"It's important to know the edge of our competency and just how far your leadership can go," Iger said of his decision to entrust Disney's 700-member animation team to Catmull.
"I felt we needed help in animation. It was not just about buying Pixar, but about buying the great talent at Pixar…. Ed has emerged as a real leader of a creative business."
Catmull doesn't direct movies or draw on the computer. He leaves that to others. His role is to keep the larger creative enterprise humming. Call him a troubleshooter, a problem solver, a managerial sage.
"He's never been the guy to bring you the answers," said "Finding Nemo" director Andrew Stanton. "He knows how to get in the way or get out of the way to just guide you along."
Now, he's guiding double the number of people he did at Pixar alone.
On Jan. 25, one day after the merger was announced, Catmull and Lasseter flew to Burbank to address the animation troops for the first time. Catmull spoke affectionately about Disney's heritage and assured those gathered in the studio's huge Stage 7 that the building blocks were in place to return the company to greatness.
"We're not here to turn Disney into a clone of Pixar," Catmull said. "What we're going to do is build a studio on your talent and passion."
Disney Studios Chairman Dick Cook, to whom Catmull reports along with Iger, said Catmull's remarks drew "whooping and hollering" from the gathering. "You could feel the electricity in the room — it was very inspiring."
Steve Anderson was one of the first Disney directors to see Catmull's theories put into action. When Catmull and Lasseter took over, Anderson's animated comedy "Meet the Robinsons" was already a troubled project.

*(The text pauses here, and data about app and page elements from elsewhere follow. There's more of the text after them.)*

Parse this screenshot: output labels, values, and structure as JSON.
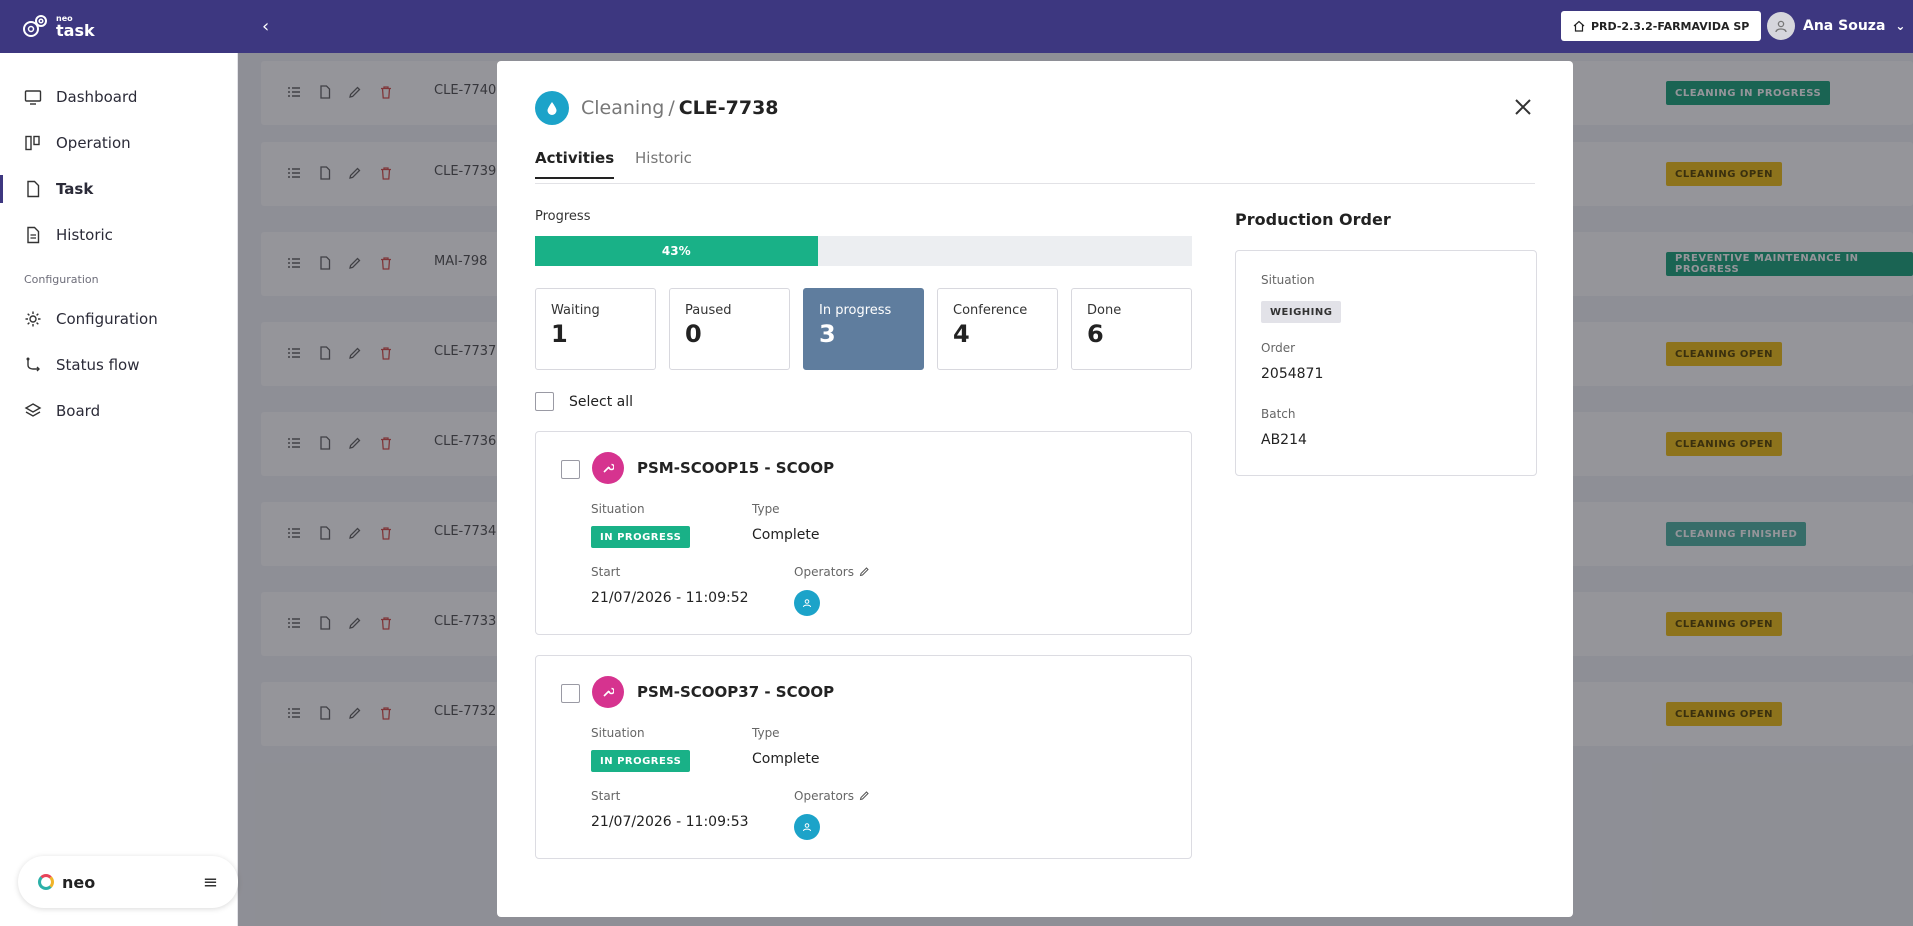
{
  "app": {
    "brand_small": "neo",
    "brand": "task"
  },
  "header": {
    "environment": "PRD-2.3.2-FARMAVIDA SP",
    "user_name": "Ana Souza"
  },
  "sidebar": {
    "items": [
      {
        "label": "Dashboard",
        "icon": "monitor-icon"
      },
      {
        "label": "Operation",
        "icon": "columns-icon"
      },
      {
        "label": "Task",
        "icon": "file-icon"
      },
      {
        "label": "Historic",
        "icon": "document-icon"
      }
    ],
    "section": "Configuration",
    "config_items": [
      {
        "label": "Configuration",
        "icon": "gear-icon"
      },
      {
        "label": "Status flow",
        "icon": "flow-icon"
      },
      {
        "label": "Board",
        "icon": "layers-icon"
      }
    ],
    "footer_label": "neo"
  },
  "rows": [
    {
      "code": "CLE-7740",
      "status": "CLEANING IN PROGRESS"
    },
    {
      "code": "CLE-7739",
      "status": "CLEANING OPEN"
    },
    {
      "code": "MAI-798",
      "status": "PREVENTIVE MAINTENANCE IN PROGRESS"
    },
    {
      "code": "CLE-7737",
      "status": "CLEANING OPEN"
    },
    {
      "code": "CLE-7736",
      "status": "CLEANING OPEN"
    },
    {
      "code": "CLE-7734",
      "status": "CLEANING FINISHED"
    },
    {
      "code": "CLE-7733",
      "status": "CLEANING OPEN"
    },
    {
      "code": "CLE-7732",
      "status": "CLEANING OPEN"
    }
  ],
  "modal": {
    "category": "Cleaning",
    "separator": "/",
    "code": "CLE-7738",
    "tabs": [
      "Activities",
      "Historic"
    ],
    "progress_label": "Progress",
    "progress_value": 0.43,
    "progress_text": "43%",
    "stats": [
      {
        "label": "Waiting",
        "value": "1"
      },
      {
        "label": "Paused",
        "value": "0"
      },
      {
        "label": "In progress",
        "value": "3"
      },
      {
        "label": "Conference",
        "value": "4"
      },
      {
        "label": "Done",
        "value": "6"
      }
    ],
    "select_all": "Select all",
    "activities": [
      {
        "name": "PSM-SCOOP15 - SCOOP",
        "situation_label": "Situation",
        "situation": "IN PROGRESS",
        "type_label": "Type",
        "type": "Complete",
        "start_label": "Start",
        "start": "21/07/2026 - 11:09:52",
        "operators_label": "Operators"
      },
      {
        "name": "PSM-SCOOP37 - SCOOP",
        "situation_label": "Situation",
        "situation": "IN PROGRESS",
        "type_label": "Type",
        "type": "Complete",
        "start_label": "Start",
        "start": "21/07/2026 - 11:09:53",
        "operators_label": "Operators"
      }
    ],
    "production_order": {
      "title": "Production Order",
      "situation_label": "Situation",
      "situation": "WEIGHING",
      "order_label": "Order",
      "order": "2054871",
      "batch_label": "Batch",
      "batch": "AB214"
    }
  }
}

Immediately, Catmull arranged a screening for a core group of Pixar directors. They flew to Disney and spent six hours brainstorming with Anderson about how to punch up the film. One director suggested making the film's buffoonish villain, known as the Bowler Hat Guy, more threatening.
Anderson was wowed. "It was very helpful," he said.
People who know him well say Catmull isn't in the film business just to make money or win awards. For him, animation is a form of activism.
"I really want to make movies that touch people and make them better," he said in a way that actually sounded believable, not trite. "Otherwise, what are we doing here?"
Catmull is willing to put himself on the line for his beliefs. During the Vietnam War, he sought conscientious objector status despite the fact that his father, a World War II veteran, and the rest of his family were embarrassed by his antiwar views.
As a manager, Catmull has risked losing his best people to stand on principle: He doesn't believe in employment contracts because he thinks they send the wrong message.
In perhaps the most surprising change since taking the helm, Catmull has repealed that decision, which he calls "a lame excuse for the failure of story." He believes that directors should work in the medium of their choice, even if that medium is traditional, hand-drawn animation.
Bring us the tales you want to tell, he's urged the creative troops. Tell us what medium best serves the story.
"Disney has had two major heydays," Catmull said, referring to animation's two golden eras — the first beginning in the late 1930s, the second in the 1990s. "We're going to make a third."